A Guide to Medium Curation
What it is, why it matters, and how to increase your odds.
And here are Medium?s curation guidelines. Please, please be sure to read them before you hit publish the first time. It?s important to put your best foot forward from the beginning, because if you?re not curated in your first few posts, there?s a chance that your posts won?t be looked at as quickly in the future.
Medium’s Curation Guidelines: everything writers need to know
What is curation? Thousands of stories are published every day on Medium. Our goal is to share the best of these?
Plan your first post.
You?re ready! It?s time to pick a topic and plan your first post.
My favorite format for planning a post involves writing the title, choosing a story to start with, writing your subheads, and choosing a take-away for your reader.
A Simple Framework for Capturing and Organizing Your Blog Post Ideas
The PSST Framework will revolutionize the way you work if you find yourself struggling to write as much as you want to.
The headline, subtitle, and feature photo are very important. I?ll write a whole post about them soon.
Write and publish it!
Write your post. Simple, right?
Formatting matters and I?ll write in the next couple of days about how to format your post.

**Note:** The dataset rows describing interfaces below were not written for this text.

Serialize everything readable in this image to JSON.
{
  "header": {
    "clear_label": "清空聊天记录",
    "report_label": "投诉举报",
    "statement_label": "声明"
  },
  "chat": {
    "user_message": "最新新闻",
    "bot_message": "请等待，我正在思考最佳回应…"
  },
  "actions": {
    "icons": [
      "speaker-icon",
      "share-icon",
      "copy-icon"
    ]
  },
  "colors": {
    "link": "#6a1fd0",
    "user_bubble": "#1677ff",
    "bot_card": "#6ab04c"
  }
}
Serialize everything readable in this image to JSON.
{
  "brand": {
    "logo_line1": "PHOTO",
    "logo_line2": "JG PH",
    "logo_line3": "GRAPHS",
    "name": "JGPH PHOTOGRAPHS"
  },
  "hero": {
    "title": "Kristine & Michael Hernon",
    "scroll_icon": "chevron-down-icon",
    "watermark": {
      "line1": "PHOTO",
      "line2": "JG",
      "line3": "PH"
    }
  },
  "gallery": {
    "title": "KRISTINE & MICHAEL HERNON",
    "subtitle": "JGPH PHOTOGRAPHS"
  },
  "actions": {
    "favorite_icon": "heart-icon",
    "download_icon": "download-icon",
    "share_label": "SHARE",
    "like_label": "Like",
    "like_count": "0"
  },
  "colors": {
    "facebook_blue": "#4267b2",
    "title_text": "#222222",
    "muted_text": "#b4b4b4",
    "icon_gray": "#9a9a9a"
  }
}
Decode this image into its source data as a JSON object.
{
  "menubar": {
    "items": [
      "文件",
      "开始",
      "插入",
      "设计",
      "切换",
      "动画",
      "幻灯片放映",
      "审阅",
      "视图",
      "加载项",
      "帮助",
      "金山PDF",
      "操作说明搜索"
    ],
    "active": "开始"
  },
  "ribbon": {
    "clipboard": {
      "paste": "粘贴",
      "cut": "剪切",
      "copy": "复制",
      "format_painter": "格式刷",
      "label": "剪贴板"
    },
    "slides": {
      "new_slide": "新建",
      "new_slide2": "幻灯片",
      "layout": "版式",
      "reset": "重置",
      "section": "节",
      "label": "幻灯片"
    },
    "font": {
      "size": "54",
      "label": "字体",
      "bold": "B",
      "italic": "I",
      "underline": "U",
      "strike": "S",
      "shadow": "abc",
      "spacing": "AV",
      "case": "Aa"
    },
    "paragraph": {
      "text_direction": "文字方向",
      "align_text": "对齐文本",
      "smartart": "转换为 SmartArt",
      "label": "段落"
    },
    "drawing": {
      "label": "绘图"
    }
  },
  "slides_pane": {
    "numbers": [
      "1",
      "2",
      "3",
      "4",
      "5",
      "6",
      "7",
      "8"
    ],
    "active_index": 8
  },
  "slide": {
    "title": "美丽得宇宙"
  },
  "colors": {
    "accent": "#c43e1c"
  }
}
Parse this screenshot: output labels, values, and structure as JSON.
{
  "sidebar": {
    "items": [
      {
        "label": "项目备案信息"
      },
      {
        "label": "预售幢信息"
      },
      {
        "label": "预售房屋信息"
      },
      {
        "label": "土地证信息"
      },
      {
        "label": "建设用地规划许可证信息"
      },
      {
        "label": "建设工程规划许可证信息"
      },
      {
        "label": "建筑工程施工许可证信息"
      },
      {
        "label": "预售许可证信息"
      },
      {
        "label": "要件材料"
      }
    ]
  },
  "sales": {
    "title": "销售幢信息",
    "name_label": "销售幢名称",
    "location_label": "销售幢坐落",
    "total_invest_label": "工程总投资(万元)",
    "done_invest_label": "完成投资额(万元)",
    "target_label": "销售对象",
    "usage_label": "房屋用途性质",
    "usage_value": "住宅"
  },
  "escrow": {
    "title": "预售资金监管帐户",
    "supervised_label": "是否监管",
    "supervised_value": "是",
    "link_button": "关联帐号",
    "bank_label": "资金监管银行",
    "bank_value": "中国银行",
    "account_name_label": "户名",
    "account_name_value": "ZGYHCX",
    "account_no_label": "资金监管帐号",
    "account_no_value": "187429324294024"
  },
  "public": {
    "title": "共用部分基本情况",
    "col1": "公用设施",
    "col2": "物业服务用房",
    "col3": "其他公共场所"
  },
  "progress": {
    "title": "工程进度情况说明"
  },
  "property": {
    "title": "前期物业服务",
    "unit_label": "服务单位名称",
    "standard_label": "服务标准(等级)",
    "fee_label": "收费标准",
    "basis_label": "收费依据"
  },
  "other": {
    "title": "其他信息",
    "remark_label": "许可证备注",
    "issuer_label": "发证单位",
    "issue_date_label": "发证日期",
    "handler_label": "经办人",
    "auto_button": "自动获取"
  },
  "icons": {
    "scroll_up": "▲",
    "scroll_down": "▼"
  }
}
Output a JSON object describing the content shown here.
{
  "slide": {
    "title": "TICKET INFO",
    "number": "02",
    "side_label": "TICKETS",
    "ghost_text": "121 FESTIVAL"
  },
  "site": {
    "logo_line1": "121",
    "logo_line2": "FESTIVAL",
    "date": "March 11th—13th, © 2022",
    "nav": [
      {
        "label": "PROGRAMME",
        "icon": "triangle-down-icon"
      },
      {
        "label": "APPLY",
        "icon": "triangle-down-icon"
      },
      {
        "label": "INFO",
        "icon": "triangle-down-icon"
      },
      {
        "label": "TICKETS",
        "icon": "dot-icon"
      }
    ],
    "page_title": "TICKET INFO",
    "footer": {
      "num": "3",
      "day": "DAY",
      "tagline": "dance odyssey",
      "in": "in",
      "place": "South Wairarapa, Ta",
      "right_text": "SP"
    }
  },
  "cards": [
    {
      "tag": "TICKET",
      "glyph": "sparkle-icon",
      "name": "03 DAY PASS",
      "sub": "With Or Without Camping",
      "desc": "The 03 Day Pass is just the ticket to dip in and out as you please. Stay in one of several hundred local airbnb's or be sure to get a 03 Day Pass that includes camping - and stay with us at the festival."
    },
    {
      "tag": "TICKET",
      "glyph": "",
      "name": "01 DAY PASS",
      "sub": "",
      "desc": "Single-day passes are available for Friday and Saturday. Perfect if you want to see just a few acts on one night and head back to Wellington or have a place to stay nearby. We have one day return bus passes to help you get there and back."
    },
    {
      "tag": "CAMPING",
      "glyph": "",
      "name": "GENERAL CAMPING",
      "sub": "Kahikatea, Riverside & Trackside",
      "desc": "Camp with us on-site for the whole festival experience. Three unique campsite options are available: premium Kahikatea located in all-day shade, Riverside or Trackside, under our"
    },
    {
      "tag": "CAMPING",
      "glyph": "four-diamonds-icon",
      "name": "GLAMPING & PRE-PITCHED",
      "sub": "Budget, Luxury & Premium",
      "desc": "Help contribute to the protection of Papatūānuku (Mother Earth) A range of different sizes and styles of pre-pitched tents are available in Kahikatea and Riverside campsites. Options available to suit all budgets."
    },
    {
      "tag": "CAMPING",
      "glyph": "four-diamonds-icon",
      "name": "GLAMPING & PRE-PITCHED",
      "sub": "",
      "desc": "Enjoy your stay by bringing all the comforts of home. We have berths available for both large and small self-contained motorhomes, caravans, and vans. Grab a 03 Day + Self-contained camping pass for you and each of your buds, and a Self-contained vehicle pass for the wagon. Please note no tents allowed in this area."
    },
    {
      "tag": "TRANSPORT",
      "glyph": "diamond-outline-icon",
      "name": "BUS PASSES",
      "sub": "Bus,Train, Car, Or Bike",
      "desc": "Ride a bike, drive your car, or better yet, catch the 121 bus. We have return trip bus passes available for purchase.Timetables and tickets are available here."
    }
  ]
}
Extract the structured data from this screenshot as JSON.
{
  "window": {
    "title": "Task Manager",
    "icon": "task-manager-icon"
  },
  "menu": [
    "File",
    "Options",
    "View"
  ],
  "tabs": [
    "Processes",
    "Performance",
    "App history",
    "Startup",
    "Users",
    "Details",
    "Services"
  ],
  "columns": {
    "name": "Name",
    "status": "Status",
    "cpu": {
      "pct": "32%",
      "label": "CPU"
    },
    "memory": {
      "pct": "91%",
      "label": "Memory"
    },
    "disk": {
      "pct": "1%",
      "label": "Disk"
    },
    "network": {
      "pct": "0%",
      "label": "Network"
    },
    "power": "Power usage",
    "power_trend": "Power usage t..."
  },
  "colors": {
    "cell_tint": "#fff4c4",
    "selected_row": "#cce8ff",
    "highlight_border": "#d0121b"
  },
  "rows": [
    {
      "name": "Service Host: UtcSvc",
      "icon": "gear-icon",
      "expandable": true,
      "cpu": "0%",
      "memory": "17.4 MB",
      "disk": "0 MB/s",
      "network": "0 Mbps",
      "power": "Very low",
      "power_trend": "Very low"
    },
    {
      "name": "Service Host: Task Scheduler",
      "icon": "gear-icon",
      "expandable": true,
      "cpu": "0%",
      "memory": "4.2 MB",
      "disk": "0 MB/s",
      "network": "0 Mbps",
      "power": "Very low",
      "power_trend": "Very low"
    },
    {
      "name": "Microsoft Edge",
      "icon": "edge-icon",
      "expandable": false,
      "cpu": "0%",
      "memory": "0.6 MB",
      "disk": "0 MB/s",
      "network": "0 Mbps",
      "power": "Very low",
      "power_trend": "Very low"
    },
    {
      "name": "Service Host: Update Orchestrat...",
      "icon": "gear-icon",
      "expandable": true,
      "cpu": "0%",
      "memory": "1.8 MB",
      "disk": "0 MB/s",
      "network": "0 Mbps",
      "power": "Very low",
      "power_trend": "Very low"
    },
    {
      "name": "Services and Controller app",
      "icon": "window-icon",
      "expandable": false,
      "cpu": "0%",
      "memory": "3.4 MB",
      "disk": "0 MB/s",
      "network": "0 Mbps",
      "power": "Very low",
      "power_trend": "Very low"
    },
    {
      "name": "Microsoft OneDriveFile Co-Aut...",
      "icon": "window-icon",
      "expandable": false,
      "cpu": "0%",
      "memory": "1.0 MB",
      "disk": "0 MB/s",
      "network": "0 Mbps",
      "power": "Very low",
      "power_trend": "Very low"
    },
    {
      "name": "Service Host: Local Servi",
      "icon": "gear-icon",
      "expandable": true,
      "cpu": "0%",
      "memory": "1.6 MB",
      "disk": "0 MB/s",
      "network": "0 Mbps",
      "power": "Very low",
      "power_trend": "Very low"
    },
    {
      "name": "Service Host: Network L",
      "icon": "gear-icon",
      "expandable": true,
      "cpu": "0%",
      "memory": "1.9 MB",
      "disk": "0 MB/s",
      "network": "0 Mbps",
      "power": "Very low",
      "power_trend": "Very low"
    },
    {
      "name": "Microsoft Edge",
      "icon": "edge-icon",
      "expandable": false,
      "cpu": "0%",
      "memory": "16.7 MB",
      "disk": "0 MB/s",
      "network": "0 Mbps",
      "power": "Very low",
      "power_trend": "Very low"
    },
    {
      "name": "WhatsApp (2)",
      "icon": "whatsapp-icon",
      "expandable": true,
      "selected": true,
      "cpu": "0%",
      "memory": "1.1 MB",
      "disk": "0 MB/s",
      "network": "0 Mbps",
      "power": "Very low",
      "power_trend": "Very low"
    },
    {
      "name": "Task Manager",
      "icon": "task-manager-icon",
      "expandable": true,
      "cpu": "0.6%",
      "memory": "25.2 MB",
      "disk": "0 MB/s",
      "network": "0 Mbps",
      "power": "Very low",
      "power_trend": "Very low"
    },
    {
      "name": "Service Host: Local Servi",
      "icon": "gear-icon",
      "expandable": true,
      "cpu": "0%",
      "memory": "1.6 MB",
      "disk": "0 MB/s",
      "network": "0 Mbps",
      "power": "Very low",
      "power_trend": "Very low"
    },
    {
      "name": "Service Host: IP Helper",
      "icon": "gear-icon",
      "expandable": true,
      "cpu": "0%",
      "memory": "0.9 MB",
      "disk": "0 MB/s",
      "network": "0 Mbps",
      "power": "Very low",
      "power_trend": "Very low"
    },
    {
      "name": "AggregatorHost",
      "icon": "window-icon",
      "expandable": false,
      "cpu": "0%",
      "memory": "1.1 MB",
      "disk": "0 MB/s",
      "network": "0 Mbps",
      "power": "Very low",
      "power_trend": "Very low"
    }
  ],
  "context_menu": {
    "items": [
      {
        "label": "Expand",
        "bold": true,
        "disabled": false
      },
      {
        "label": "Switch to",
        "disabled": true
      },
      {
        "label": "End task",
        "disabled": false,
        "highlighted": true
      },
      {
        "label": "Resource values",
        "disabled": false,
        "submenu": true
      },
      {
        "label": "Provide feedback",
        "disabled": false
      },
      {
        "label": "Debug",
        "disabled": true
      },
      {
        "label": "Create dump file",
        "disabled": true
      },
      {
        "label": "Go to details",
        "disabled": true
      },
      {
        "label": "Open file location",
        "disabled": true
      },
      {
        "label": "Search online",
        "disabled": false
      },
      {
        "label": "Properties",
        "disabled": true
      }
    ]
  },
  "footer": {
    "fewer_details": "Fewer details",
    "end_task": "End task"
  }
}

I?ll write more about it soon.
For now, know that you need to properly format your subhead. This is the one thing I see done wrong the most often. To properly format it, highlight your sentence and click the small ?T? icon that shows up in the black bar.
Click the + sign and the looking-glass icon to use Medium?s integration with Unsplash to choose a royalty-free photo that will be properly cited automatically. If you use your own photo or one from a different source, you?ll need to include a citation for every single photo. No exceptions.
I?ll post soon about how to actually publish your post, including about choosing tags. Hopefully, this tutorial will get you to the place where you?re ready to write that first post.
Here?s my secret weapon for sticking with whatever your thing is.
Shaunta Grimes is a writer and teacher. She is an out-of-place Nevadan living in Northwestern PA with her husband, three superstar kids, two dementia patients, a good friend, Alfred the cat, and a yellow rescue dog named Maybelline Scout. She?s on Twitter @shauntagrimes and is the author of Viral Nation and Rebel Nation and the upcoming novel The Astonishing Maybe. She is the original Ninja Writer.